The journal welcomes submissions on a wide variety of topics about teaching religious and theological studies in higher education. Writers needn’t limit their articles to conform to a particular Call for Papers.
Manuscripts should be about HOW to teach, not simply what to teach. Writing about “what to teach” is usually more concerned with the content and contours of the academic field or the importance of students learning a particular concept or skill — instead of how to teach it.
Manuscripts that argue for particular content in a course or curriculum are generally not successful unless they include substantive discussion and arguments regarding learning outcomes, students, and teaching contexts — that is, real pedagogical questions about how students learn.
We especially welcome manuscripts that take advantage of the open-access online medium.
All manuscripts are subject to anonymous peer review.
Read exemplary articles
We strongly recommend that potential authors familiarize themselves with the content and unique genre of scholarship that the Wabash Center has published in Teaching Theology & Religion (Wiley-Blackwell) since 1998 and The Wabash Center Journal on Teaching (beginning 2020).
Read significant essays describing and analyzing the scholarship of teaching
Writing about teaching is a practioners’ scholarship that has emerged in the last twenty years or so, with distinctive qualities and criteria.
Consider the critical questions that will inform the peer review process
Many writers find it helpful to understand how their manuscript will be evaluated. These are the instructions we send out with articles for peer review.
Identify the “point of entry” into the scholarship of teaching of the article you wish to write
This classic essay by Patricia O’Connell Killen and Eugene V. Gallagher provides an overview and categorization of the types of essays that are published by the Wabash Center.

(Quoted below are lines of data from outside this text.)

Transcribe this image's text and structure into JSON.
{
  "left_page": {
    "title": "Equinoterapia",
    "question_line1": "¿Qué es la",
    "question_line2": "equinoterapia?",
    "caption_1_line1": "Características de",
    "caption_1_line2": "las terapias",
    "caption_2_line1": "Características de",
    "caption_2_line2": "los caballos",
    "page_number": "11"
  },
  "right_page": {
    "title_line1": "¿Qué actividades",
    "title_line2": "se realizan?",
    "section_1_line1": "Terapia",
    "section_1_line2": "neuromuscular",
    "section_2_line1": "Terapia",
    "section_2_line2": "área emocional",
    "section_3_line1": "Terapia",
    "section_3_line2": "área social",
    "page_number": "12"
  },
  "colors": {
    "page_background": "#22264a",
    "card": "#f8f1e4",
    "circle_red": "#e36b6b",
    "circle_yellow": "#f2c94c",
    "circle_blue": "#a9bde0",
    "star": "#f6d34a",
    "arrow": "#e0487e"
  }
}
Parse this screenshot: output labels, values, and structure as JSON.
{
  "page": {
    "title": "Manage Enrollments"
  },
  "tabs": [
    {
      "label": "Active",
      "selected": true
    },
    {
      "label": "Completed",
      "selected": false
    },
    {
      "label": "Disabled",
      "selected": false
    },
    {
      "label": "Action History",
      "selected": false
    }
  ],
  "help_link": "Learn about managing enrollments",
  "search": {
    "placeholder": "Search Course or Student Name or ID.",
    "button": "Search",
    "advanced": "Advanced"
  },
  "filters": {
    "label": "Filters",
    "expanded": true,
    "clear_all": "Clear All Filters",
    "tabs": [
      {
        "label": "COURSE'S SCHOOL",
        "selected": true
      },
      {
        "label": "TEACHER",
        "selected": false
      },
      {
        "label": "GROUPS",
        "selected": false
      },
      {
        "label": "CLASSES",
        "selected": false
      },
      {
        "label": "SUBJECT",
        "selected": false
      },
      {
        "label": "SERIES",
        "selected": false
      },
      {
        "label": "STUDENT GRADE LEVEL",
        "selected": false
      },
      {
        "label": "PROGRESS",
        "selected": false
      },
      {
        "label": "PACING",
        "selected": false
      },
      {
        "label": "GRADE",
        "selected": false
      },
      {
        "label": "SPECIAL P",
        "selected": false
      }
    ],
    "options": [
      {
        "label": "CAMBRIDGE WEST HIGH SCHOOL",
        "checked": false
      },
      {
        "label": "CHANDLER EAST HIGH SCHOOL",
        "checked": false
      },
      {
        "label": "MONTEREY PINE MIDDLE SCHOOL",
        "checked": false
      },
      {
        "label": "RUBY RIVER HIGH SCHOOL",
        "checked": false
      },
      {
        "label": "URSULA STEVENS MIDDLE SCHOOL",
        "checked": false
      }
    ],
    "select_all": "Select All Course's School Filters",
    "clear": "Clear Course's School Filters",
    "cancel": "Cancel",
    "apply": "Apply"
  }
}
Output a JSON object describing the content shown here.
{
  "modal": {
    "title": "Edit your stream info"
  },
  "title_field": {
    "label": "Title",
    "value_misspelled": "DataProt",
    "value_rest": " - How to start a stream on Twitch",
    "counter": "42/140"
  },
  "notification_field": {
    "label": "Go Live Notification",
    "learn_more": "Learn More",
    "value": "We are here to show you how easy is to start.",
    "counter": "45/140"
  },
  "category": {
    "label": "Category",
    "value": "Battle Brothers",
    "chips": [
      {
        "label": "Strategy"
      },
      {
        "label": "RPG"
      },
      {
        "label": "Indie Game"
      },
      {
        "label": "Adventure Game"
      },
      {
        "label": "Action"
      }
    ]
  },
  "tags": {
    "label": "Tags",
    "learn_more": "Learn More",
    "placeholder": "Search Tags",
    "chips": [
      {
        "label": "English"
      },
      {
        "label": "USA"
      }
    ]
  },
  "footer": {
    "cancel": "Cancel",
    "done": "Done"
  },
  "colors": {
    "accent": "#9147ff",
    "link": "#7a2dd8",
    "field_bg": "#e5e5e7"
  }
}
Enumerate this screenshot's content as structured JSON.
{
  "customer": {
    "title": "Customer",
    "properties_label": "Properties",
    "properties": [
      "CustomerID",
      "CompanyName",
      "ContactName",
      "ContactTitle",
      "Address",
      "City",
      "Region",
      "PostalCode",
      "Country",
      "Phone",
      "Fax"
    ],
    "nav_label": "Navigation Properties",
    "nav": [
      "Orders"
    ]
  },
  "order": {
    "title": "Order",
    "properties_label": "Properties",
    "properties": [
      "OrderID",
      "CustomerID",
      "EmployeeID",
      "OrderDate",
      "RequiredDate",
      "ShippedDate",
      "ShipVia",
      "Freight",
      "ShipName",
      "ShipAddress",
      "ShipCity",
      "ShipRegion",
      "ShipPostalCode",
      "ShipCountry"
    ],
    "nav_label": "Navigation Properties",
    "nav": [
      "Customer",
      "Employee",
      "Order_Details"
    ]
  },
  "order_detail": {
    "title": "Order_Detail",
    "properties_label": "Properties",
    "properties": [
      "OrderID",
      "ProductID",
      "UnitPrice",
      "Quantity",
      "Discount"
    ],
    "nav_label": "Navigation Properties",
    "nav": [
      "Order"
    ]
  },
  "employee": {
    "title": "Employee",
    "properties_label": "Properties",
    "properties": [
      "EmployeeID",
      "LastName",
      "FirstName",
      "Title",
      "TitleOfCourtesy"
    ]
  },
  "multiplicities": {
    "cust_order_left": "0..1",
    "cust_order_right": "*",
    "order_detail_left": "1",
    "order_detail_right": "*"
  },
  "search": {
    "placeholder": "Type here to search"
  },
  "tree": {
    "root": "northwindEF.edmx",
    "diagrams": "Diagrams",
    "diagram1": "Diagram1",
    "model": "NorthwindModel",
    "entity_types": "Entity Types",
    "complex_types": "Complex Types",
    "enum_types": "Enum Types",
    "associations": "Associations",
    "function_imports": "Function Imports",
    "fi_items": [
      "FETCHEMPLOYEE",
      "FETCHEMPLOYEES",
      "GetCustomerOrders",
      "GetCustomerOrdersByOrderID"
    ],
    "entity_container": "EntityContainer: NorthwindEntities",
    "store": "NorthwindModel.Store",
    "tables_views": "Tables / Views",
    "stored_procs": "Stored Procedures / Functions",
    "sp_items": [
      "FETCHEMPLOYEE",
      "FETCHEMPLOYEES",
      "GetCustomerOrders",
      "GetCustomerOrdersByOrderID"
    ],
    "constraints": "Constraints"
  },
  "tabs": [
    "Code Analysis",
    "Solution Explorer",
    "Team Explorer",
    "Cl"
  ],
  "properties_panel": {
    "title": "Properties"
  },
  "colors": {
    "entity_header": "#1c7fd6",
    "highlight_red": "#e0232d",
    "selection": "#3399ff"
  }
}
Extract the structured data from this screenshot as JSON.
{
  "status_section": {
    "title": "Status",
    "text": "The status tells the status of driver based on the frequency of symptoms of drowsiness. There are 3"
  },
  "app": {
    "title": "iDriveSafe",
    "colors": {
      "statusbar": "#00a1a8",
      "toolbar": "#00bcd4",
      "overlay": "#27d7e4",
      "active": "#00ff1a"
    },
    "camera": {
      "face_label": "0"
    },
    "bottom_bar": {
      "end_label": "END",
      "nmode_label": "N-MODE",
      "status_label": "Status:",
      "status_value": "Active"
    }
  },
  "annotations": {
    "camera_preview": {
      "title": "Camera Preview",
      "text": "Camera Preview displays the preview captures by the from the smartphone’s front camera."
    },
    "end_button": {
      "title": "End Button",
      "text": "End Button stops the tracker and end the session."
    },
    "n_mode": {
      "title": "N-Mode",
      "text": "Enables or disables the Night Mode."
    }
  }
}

We are happy to field inquiries and we encourage you to discuss your ideas with us for an article — before, during, or after writing.